[Saved entries]
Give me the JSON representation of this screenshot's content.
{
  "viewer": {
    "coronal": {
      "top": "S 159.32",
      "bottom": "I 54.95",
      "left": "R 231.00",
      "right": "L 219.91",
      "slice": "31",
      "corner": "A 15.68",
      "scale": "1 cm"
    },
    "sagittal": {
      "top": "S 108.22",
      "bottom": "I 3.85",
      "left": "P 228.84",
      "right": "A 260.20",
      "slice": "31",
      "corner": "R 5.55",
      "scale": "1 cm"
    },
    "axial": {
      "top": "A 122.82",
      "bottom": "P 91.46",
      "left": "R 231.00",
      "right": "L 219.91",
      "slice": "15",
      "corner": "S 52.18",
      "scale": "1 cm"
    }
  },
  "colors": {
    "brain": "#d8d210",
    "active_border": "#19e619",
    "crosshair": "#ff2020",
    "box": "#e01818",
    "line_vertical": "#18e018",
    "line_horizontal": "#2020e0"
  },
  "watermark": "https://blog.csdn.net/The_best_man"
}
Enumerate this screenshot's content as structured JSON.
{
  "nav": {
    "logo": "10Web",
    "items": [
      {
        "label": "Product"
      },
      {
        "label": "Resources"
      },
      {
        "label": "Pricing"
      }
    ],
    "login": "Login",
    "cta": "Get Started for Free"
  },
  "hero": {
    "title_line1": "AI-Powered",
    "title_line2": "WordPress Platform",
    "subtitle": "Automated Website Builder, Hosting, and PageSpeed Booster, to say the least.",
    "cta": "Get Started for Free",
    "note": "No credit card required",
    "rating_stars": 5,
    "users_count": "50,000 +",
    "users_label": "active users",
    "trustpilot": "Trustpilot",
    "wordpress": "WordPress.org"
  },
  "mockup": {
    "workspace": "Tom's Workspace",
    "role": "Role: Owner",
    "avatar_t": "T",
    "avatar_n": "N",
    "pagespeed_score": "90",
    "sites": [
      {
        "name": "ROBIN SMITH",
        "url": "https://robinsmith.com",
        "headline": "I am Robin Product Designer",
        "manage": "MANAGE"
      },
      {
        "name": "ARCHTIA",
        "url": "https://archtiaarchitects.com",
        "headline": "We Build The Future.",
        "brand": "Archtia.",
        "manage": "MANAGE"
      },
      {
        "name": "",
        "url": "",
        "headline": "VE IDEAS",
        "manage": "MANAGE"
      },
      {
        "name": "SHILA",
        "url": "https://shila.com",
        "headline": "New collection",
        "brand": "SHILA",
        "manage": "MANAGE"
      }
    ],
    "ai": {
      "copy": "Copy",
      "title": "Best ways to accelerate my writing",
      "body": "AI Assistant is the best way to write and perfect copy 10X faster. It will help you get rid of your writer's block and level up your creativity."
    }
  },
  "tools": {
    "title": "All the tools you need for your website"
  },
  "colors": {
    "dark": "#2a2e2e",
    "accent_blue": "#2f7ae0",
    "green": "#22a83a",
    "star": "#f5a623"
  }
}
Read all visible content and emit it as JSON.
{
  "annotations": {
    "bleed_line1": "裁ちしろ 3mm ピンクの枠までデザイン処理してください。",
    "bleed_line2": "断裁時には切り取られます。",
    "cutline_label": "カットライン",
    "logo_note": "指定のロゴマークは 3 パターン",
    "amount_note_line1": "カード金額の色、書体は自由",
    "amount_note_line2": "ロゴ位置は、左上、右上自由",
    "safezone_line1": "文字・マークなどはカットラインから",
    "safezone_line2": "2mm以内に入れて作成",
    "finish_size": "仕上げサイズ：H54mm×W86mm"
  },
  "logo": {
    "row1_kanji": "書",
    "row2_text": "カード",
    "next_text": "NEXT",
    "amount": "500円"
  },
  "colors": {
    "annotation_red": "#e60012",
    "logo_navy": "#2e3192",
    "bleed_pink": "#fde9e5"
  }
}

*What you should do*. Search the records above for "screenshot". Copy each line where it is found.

*Answer section*.
Give me the JSON representation of this screenshot's content.
Enumerate this screenshot's content as structured JSON.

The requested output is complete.